I didn’t take any photos during this festival, only because I could sense a very tangible new perspective when it comes to events like these. It’s all business, most of the time. No real moments to snap pics, especially when I wouldn’t have free time to update this blog. I did steal a few hours during the last week to catch some movies that Cinetic wasn’t representing. Rian Johnson’s The Brothers Bloom was the first big one, and it was a mixed bag. Starring Adrien Brody and Mark Ruffalo as con artist siblings, the film is an epic and absurd comedy. It’s also a little bit of a misfire.

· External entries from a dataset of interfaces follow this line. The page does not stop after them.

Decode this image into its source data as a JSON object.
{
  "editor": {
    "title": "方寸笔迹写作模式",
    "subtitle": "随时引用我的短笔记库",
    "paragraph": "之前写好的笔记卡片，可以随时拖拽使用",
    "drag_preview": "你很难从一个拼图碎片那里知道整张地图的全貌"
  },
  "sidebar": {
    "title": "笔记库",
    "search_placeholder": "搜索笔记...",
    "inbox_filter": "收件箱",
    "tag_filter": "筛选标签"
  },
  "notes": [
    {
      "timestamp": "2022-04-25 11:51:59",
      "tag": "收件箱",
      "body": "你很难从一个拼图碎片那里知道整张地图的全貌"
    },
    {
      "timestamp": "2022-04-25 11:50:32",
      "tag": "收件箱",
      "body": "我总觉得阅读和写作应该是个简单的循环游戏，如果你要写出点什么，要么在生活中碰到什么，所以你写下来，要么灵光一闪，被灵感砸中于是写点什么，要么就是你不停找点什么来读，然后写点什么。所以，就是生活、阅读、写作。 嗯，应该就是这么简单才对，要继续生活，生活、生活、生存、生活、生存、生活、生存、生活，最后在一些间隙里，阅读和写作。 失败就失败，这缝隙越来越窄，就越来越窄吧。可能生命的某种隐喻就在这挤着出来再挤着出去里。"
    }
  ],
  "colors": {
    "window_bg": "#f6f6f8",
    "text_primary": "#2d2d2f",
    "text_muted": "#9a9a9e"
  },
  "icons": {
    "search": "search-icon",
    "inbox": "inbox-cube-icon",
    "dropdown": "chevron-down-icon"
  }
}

There are some funny and brisk moments, but the film works better as a caper homage than as a caper classic. It’s enjoyable enough, and will appeal to Wes Anderson fans who felt burned by his last two movies, but it doesn’t get beneath its own surface. If I was a 19-year-old film student again, I’d probably worship this movie. Right now, I find it to be slight yet pleasant. Summit Entertainment will release the film December 19.
Of the very few films I saw during Toronto, the best was Jonathan Demme’s Rachel Getting Married. A return to narrative form for the Oscar-winning director, Rachel is a tour de force of emotion and depth. Anne Hathaway plays the troubled sister of the titular character, a recovering addict forced to adapt to a weekend of family events and activities. The film is Cassavetes and a little Altman, looser and freer than Demme’s other fiction filmmaking. It captures a delicate sincerity about the way family members relate to one another, and it shows not tells, some hard truths. Hathaway is terrific, as are her onscreen parents, played by Bill Irwin and Debra Winger. Plus, like many Demme films, music is a major character in this film. The score is predominantly recorded from an array of eclectic on-set performances, and the cast is filled out by real-life music personalities, either Demme veterans (Robyn Hitchcock, Fab 5 Freddy) or Demme newbies (TV on the Radio’s Tunde Adebimpe as the groom). Sony Pictures Classics will release the film on October 3.
Speaking of dysfunctional families, another strong title that I saw in Toronto was Jan Troell’s Everlasting Moments. Troell’s latest is the tender and skillfully told story of Maria Larsson (his grandmother-in-law), a woman seeking her own voice while raising a turbulent family at the beginning of the 20th century. She eventually finds solace with a new camera, which allows her to discover inner peace. This Swedish/Danish co-production is an old-fashioned arthouse period drama, and the latest great film by Troell. IFC Films announced its acquisition during TIFF, with a release date TBD. On the more disappointing end of the European arthouse spectrum at TIFF, you’ll find Antti-Jussi Annila’s Sauna. This 16th century ghost story, set on the Finnish/Russian battlefields, is a pale imitation of Solaris and Devil’s Backbone. It takes a promising premise and ends up becoming rather dull.
Far from dull, however, was Matteo Garrone’s Gomorrah. An award-winner at Cannes this year, the film had its North American premiere during TIFF. Near the end of the festival, I was able to catch this gritty crime film, and it’s still haunting me. It’s a dark and textured look at Italy’s Neapolitan Camorra, a massive Mafia organization, told through a series of different stories and characters. The chaotic and messy lives of the film’s characters is illustrated by Garrone’s guerilla-style filmmaking. This is not The Godfather or Goodfellas. As one colleague of mine pointed out, this is City of God, Italian style. Thankfully, you will have a chance to see this epic film yourself, as IFC Films has also acquired this one.
Less effective for me, was Kari Skogland’s Fifty Dead Men Walking, which is also based on a true crime book. In this case, it’s the story of a young Irishman (an impressive Jim Sturgess) who is recruited by a British officer (Ben Kingsley) to become a spy within the IRA during the 1980s. It’s a fantastic true story, but Skogland fails to capture enough real-life drama to make it stick. The film never grabs your eye the way it should, and thus, feels like a failed attempt to mirror past IRA dramas like In the Name of the Father or The Crying Game.
However, in a year when the Toronto International Film Festival was as strong as this one, it’s hard for a selection like this to measure up. It’s just further proof that TIFF was full of (too many) great options, and will likely plant some great memories. Even the films that weren’t “excellent,” were still worth our time.